Your objective: Make an exact copy of the entries, and keep any pictures out of it.

Page and application data records:
=======
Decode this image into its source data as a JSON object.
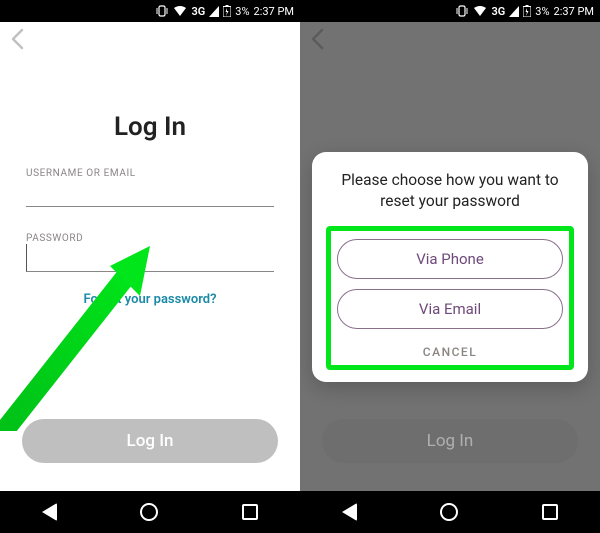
{
  "status": {
    "network": "3G",
    "battery_pct": "3%",
    "time": "2:37 PM"
  },
  "left": {
    "title": "Log In",
    "username_label": "USERNAME OR EMAIL",
    "password_label": "PASSWORD",
    "forgot_link": "Forgot your password?",
    "login_button": "Log In"
  },
  "right": {
    "modal_title": "Please choose how you want to reset your password",
    "via_phone": "Via Phone",
    "via_email": "Via Email",
    "cancel": "CANCEL",
    "login_button": "Log In"
  }
}
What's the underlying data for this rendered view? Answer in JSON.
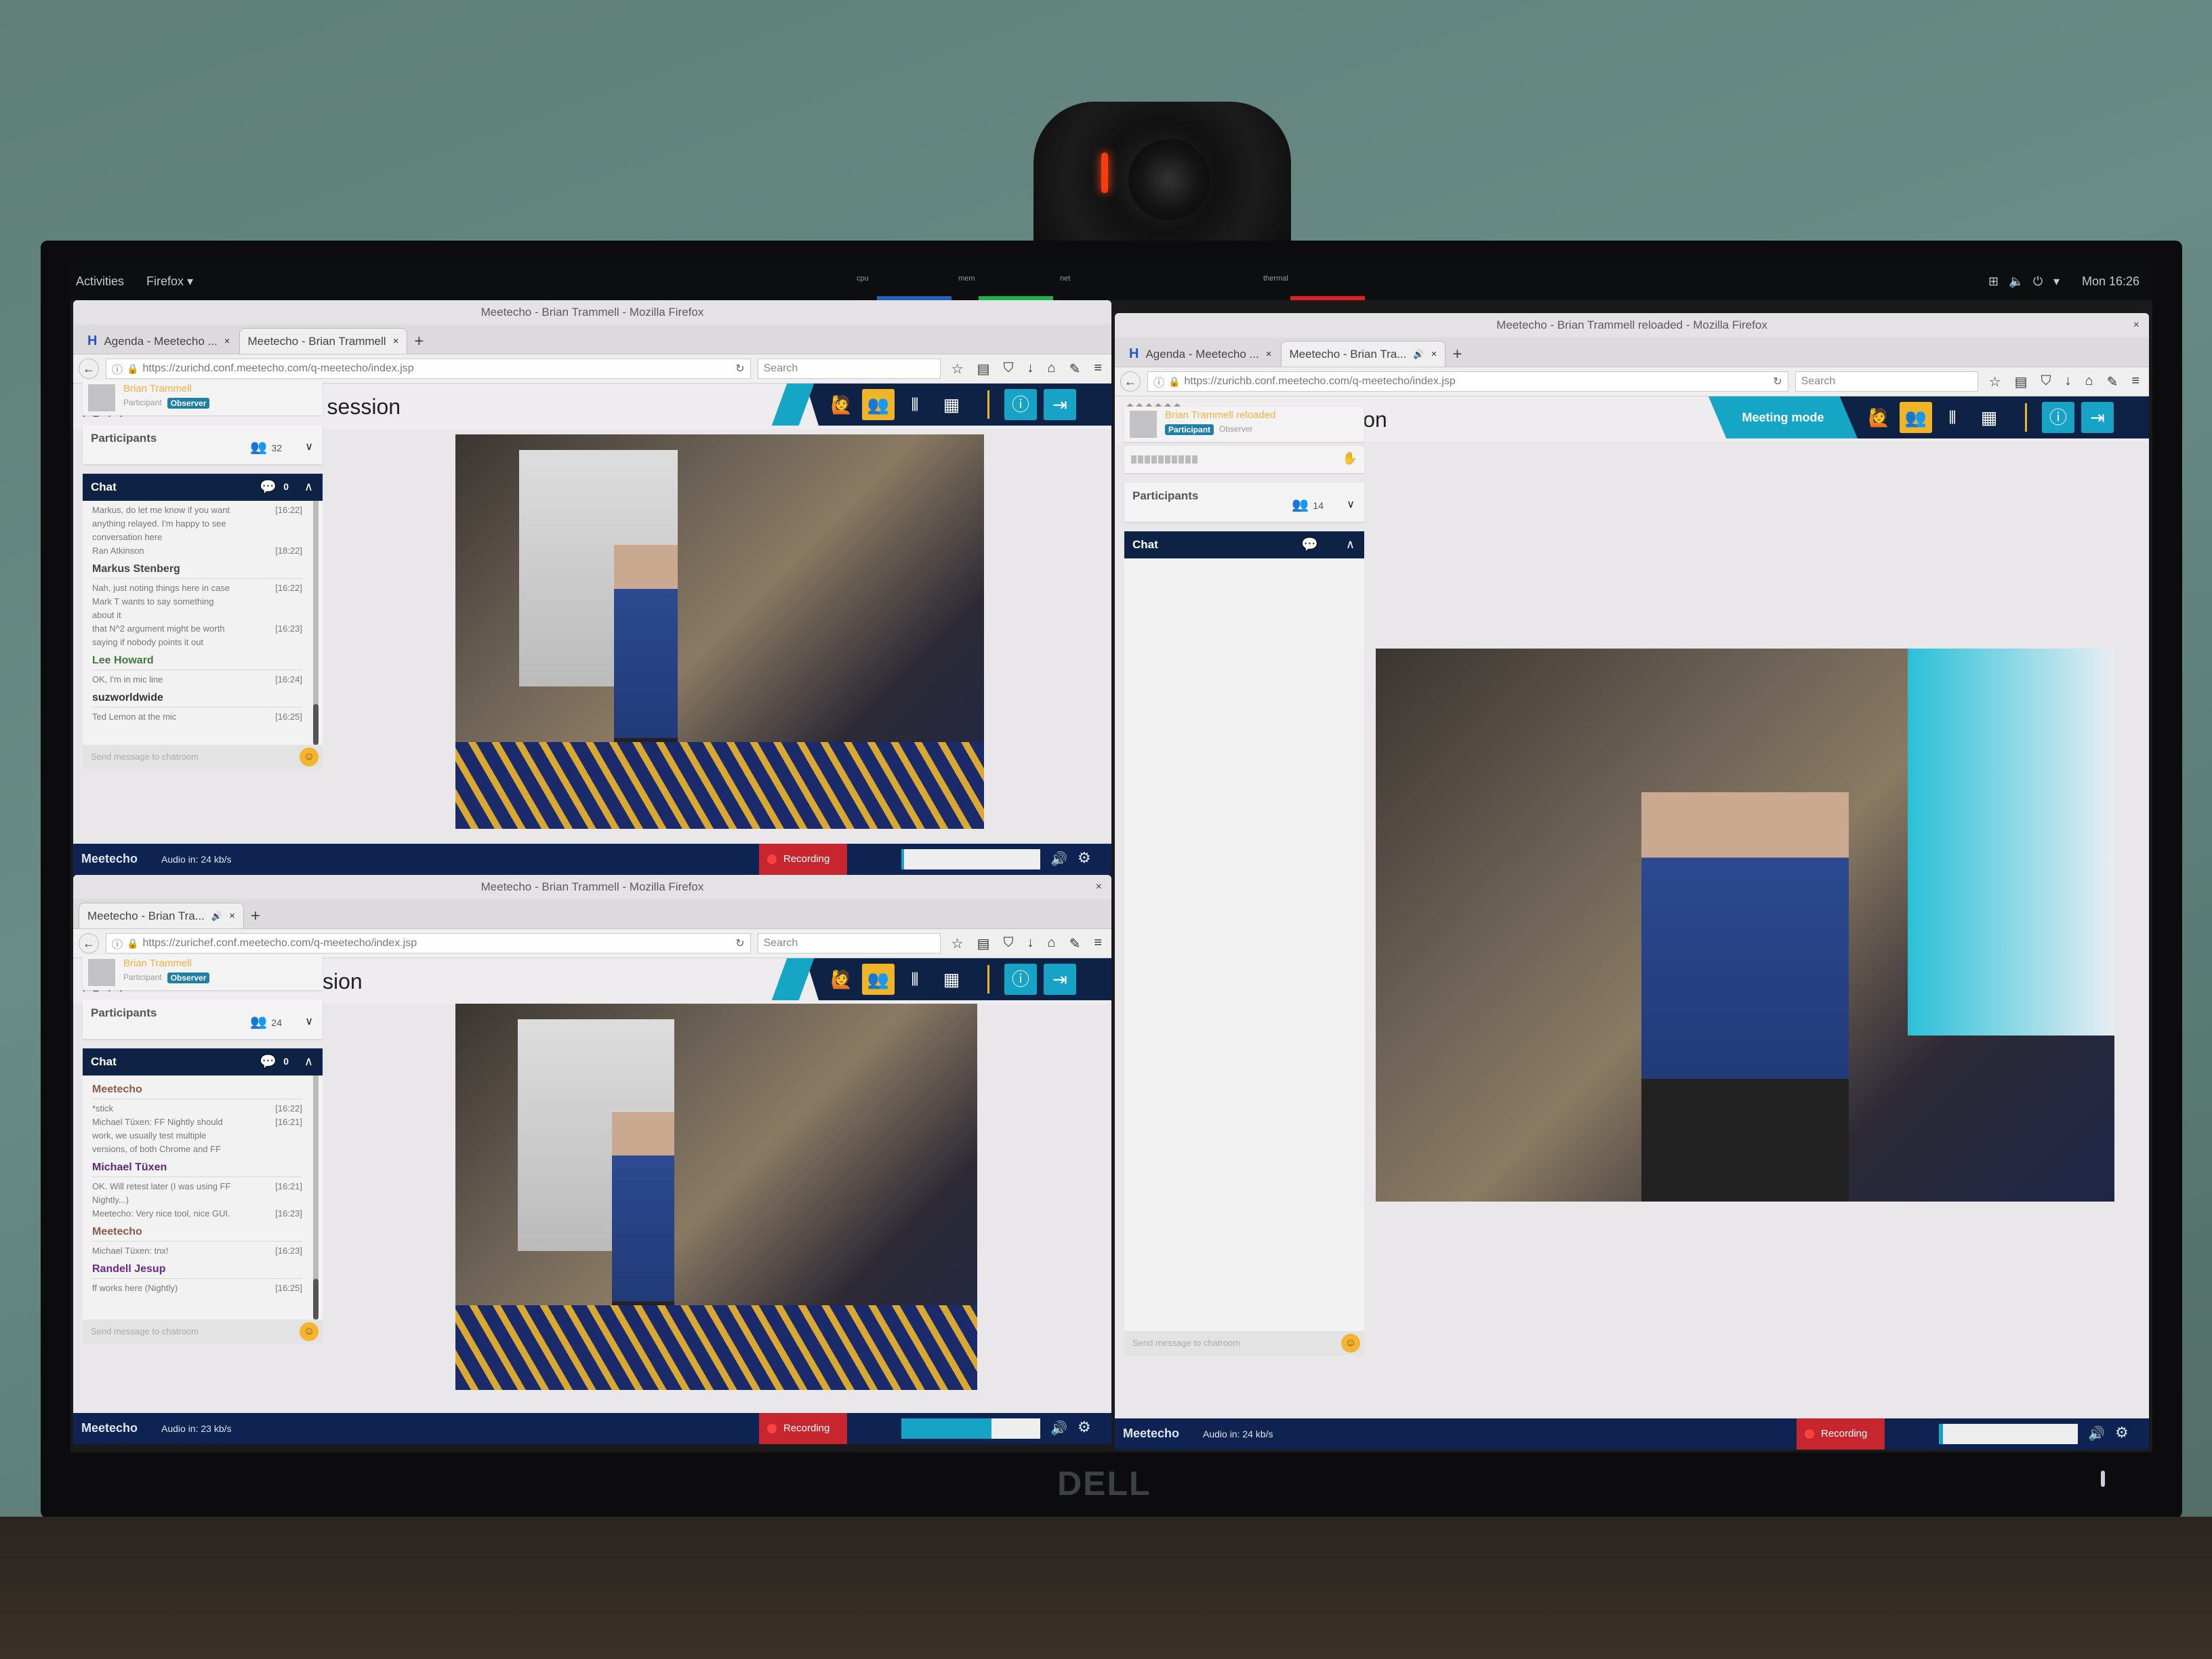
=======
Answer space:
Decode this image into its source data as a JSON object.
{
  "status": {
    "network": "3G",
    "battery_pct": "3%",
    "time": "2:37 PM"
  },
  "left": {
    "title": "Log In",
    "username_label": "USERNAME OR EMAIL",
    "password_label": "PASSWORD",
    "forgot_link": "Forgot your password?",
    "login_button": "Log In"
  },
  "right": {
    "modal_title": "Please choose how you want to reset your password",
    "via_phone": "Via Phone",
    "via_email": "Via Email",
    "cancel": "CANCEL",
    "login_button": "Log In"
  }
}
What's the underlying data for this rendered view? Answer in JSON.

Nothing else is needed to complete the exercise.